Strong performances and a careful building of tension elevate this above the festival’s other ‘found-footage’ feature, the feminist(-ish) ghost story SX_Tape, which comes with a distinct lack of economy and little to distinguish it in the already overcrowded ‘shakicam’ market, other than its being helmed by the usually more interesting Bernard Rose (Paperhouse, Candyman and sundry Tolstoy adaptations).
Similarly subpar is Eugenio Mira’s daft potboiler Grand Piano. Much as concert pianist Tom Selznick (Elijah Wood) must play an ‘impossible’ piece without error to prevent a mysterious gunman murdering both him and his beloved wife, there is considerable virtuosity here in the execution of the cinematography and set design – but the pleasures are chiefly of a technical nature, with the screenplay too contrived to engage.

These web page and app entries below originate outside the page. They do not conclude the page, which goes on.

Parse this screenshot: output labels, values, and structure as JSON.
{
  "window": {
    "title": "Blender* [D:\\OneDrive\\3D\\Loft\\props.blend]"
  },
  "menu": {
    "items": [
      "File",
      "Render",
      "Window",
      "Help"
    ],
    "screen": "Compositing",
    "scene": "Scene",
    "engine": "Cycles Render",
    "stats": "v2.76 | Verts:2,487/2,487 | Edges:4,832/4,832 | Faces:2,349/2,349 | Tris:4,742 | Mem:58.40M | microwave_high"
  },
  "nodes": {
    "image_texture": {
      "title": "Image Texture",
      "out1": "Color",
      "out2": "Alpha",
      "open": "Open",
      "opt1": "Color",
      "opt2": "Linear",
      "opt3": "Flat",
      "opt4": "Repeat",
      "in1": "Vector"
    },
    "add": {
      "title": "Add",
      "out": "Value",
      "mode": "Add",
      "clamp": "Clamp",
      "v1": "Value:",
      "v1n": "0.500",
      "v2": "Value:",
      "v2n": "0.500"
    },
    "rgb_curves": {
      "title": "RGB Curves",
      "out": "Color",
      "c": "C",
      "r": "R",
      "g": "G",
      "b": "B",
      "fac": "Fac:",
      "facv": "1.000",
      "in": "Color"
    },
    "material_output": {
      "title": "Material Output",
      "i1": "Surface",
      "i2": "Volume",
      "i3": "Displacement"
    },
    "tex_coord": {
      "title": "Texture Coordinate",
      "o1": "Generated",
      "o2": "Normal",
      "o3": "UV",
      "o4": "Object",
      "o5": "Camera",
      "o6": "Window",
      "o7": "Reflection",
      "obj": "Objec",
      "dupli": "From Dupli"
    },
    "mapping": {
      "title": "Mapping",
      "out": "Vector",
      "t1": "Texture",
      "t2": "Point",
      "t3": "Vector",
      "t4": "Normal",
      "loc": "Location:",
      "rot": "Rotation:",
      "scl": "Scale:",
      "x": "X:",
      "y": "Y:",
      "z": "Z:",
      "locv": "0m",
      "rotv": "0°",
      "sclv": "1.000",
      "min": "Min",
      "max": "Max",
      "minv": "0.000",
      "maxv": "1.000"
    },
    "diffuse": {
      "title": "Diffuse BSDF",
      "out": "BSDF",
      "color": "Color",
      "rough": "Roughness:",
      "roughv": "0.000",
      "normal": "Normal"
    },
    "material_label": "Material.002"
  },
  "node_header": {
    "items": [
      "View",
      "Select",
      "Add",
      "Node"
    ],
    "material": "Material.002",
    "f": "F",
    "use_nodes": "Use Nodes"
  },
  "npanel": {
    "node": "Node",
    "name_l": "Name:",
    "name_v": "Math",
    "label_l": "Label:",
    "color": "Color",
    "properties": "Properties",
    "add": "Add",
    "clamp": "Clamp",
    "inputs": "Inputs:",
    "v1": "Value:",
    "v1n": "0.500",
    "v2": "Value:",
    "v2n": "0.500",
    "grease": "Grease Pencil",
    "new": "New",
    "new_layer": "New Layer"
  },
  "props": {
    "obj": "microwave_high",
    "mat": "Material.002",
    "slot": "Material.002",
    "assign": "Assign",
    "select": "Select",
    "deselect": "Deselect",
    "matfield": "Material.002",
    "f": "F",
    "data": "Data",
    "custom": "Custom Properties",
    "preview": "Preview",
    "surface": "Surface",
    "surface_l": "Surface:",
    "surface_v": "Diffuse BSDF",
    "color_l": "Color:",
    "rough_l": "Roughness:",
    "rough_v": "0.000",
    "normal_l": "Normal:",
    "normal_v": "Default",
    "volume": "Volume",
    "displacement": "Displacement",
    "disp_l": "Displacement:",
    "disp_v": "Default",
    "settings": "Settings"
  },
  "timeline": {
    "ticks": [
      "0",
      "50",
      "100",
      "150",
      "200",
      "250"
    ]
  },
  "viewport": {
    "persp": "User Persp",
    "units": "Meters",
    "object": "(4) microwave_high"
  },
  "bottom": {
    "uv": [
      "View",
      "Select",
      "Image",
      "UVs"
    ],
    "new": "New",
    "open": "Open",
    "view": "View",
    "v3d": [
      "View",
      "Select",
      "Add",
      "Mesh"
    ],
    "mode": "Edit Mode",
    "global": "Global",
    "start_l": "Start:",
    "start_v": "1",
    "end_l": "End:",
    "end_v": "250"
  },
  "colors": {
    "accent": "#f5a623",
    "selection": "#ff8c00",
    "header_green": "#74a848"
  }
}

Lucky McKee and Chris Sivertson’s All Cheerleaders Die is a black(-magic) comedy of female rites of passage and teenage witchery. Reworked not only from their own little-seen 2001 video film of the same name but also from Heathers (1988), Buffy the Vampire Slayer (1992), The Craft (1996), Teeth (2007) and Jennifer’s Body (2009), it unfortunately falls under the shadow of the similar but altogether smarter Detention (2011).

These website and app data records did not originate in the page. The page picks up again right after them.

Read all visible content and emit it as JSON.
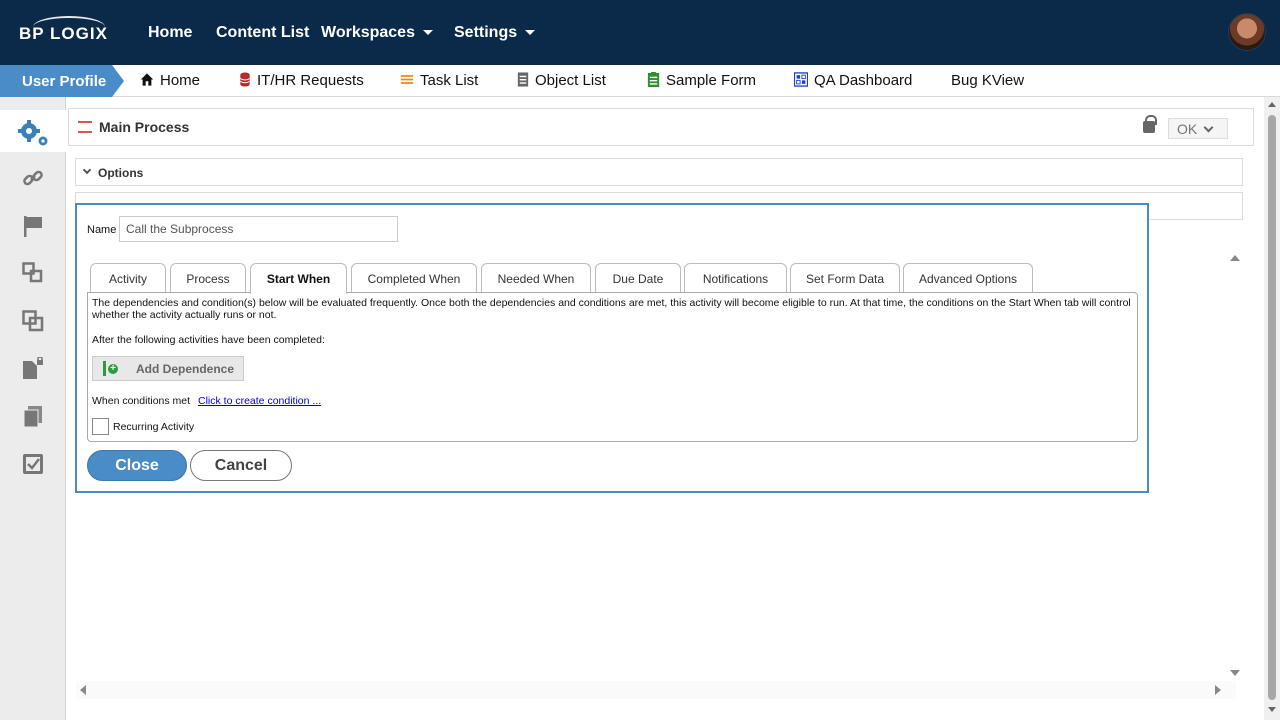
{
  "header": {
    "logo": "BP LOGIX",
    "nav": [
      {
        "label": "Home",
        "dropdown": false
      },
      {
        "label": "Content List",
        "dropdown": false
      },
      {
        "label": "Workspaces",
        "dropdown": true
      },
      {
        "label": "Settings",
        "dropdown": true
      }
    ]
  },
  "subnav": {
    "profile": "User Profile",
    "links": [
      {
        "label": "Home",
        "icon": "house-icon"
      },
      {
        "label": "IT/HR Requests",
        "icon": "database-icon"
      },
      {
        "label": "Task List",
        "icon": "list-icon"
      },
      {
        "label": "Object List",
        "icon": "document-icon"
      },
      {
        "label": "Sample Form",
        "icon": "form-icon"
      },
      {
        "label": "QA Dashboard",
        "icon": "dashboard-icon"
      },
      {
        "label": "Bug KView",
        "icon": ""
      }
    ]
  },
  "sidebar": {
    "icons": [
      "gears-icon",
      "link-icon",
      "flag-icon",
      "subprocess-icon",
      "copy-icon",
      "locked-document-icon",
      "documents-icon",
      "checkbox-icon"
    ]
  },
  "panel": {
    "title": "Main Process",
    "ok_label": "OK",
    "options_label": "Options"
  },
  "dialog": {
    "name_label": "Name",
    "name_value": "Call the Subprocess",
    "tabs": [
      {
        "label": "Activity",
        "active": false
      },
      {
        "label": "Process",
        "active": false
      },
      {
        "label": "Start When",
        "active": true
      },
      {
        "label": "Completed When",
        "active": false
      },
      {
        "label": "Needed When",
        "active": false
      },
      {
        "label": "Due Date",
        "active": false
      },
      {
        "label": "Notifications",
        "active": false
      },
      {
        "label": "Set Form Data",
        "active": false
      },
      {
        "label": "Advanced Options",
        "active": false
      }
    ],
    "description": "The dependencies and condition(s) below will be evaluated frequently. Once both the dependencies and conditions are met, this activity will become eligible to run. At that time, the conditions on the Start When tab will control whether the activity actually runs or not.",
    "after_label": "After the following activities have been completed:",
    "add_dependence": "Add Dependence",
    "when_label": "When conditions met",
    "condition_link": "Click to create condition ...",
    "recurring_label": "Recurring Activity",
    "close_label": "Close",
    "cancel_label": "Cancel"
  },
  "colors": {
    "header_bg": "#0b2a4a",
    "accent": "#4a8cc7"
  }
}
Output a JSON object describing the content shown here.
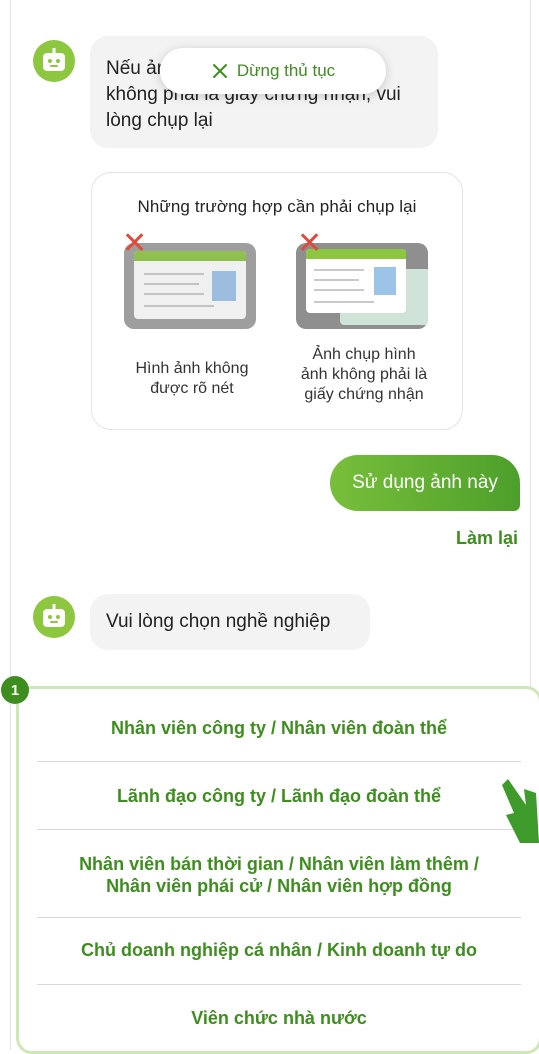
{
  "messages": {
    "first": "Nếu ảnh mờ, hoặc chụp vật khác không phải là giấy chứng nhận, vui lòng chụp lại",
    "second": "Vui lòng chọn nghề nghiệp"
  },
  "stop_button": {
    "label": "Dừng thủ tục",
    "icon": "close-icon"
  },
  "retake_card": {
    "title": "Những trường hợp cần phải chụp lại",
    "items": [
      {
        "label_l1": "Hình ảnh không",
        "label_l2": "được rõ nét",
        "label_l3": ""
      },
      {
        "label_l1": "Ảnh chụp hình",
        "label_l2": "ảnh không phải là",
        "label_l3": "giấy chứng nhận"
      }
    ]
  },
  "user_reply": "Sử dụng ảnh này",
  "retry_link": "Làm lại",
  "step_badge": "1",
  "options": [
    {
      "line1": "Nhân viên công ty / Nhân viên đoàn thể",
      "line2": ""
    },
    {
      "line1": "Lãnh đạo công ty / Lãnh đạo đoàn thể",
      "line2": ""
    },
    {
      "line1": "Nhân viên bán thời gian / Nhân viên làm thêm /",
      "line2": "Nhân viên phái cử / Nhân viên hợp đồng"
    },
    {
      "line1": "Chủ doanh nghiệp cá nhân / Kinh doanh tự do",
      "line2": ""
    },
    {
      "line1": "Viên chức nhà nước",
      "line2": ""
    }
  ],
  "colors": {
    "brand_green": "#3e8e1f",
    "avatar_green": "#8dc63f",
    "bubble_gray": "#f3f3f3"
  }
}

And while Adam Wimpenny’s debut Blackwood ingeniously overturns the creaky conventions of the haunted-house movie, by the end it has over-explained its own trickery to a point where there is little room left for the uncanny to come out and play.
‘Cult’ is an epithet that movies usually have to earn over time, yet there was one title in this year’s selection whose niche appeal and hallucinatory convolutions practically guarantee it an instant place in the hearts and minds of its target audience, while also demanding the sort of repeat viewings that come to define a classic.
A follow-up and companion piece to Amer (2009), though in fact written before it, Bruno Forzani and Hélène Cattet’s The Strange Colour of Your Body’s Tears is a kaleidoscopic, synaesthetic psychodrama tuned to the key of giallo. Its title is an evocative mash-up of The Strange Vice of Mrs Wardh (1971), All the Colours of the Dark (1971) and What Are Those Strange Drops of Blood on Jennifer’s Body? (1972), its soundtrack has been reappropriated from various Italian thrillers of the 70s and 80s and its motifs are familiar from the works of Bava, Argento, Fulci, Martino and others.
Yet all these touchstones have been reconstituted into a beautiful, intriguing trip through the labyrinth of a man’s disturbed, gynophobic mind – a labyrinth for which the filmmakers fashion both visual and narrative analogues, in the winding staircases and hidden passageways of the Art Nouveau apartment building from which the wife of Dan Kristensen (Klaus Tange) has mysteriously gone missing, and in the film’s intricate Chinese-box structure of stories-within-stories and nightmares-within-nightmares. As Dan finds himself all at once victim and voyeur, detective and killer, he is forced to find his way back to the bloody primal scene that is the key to all his errant fears and desires.
Formally experimental, headily disorienting and an aesthete’s wet dream, The Strange Colour of Your Body’s Tears is a schizophrenic blend of arthouse and charnelhouse.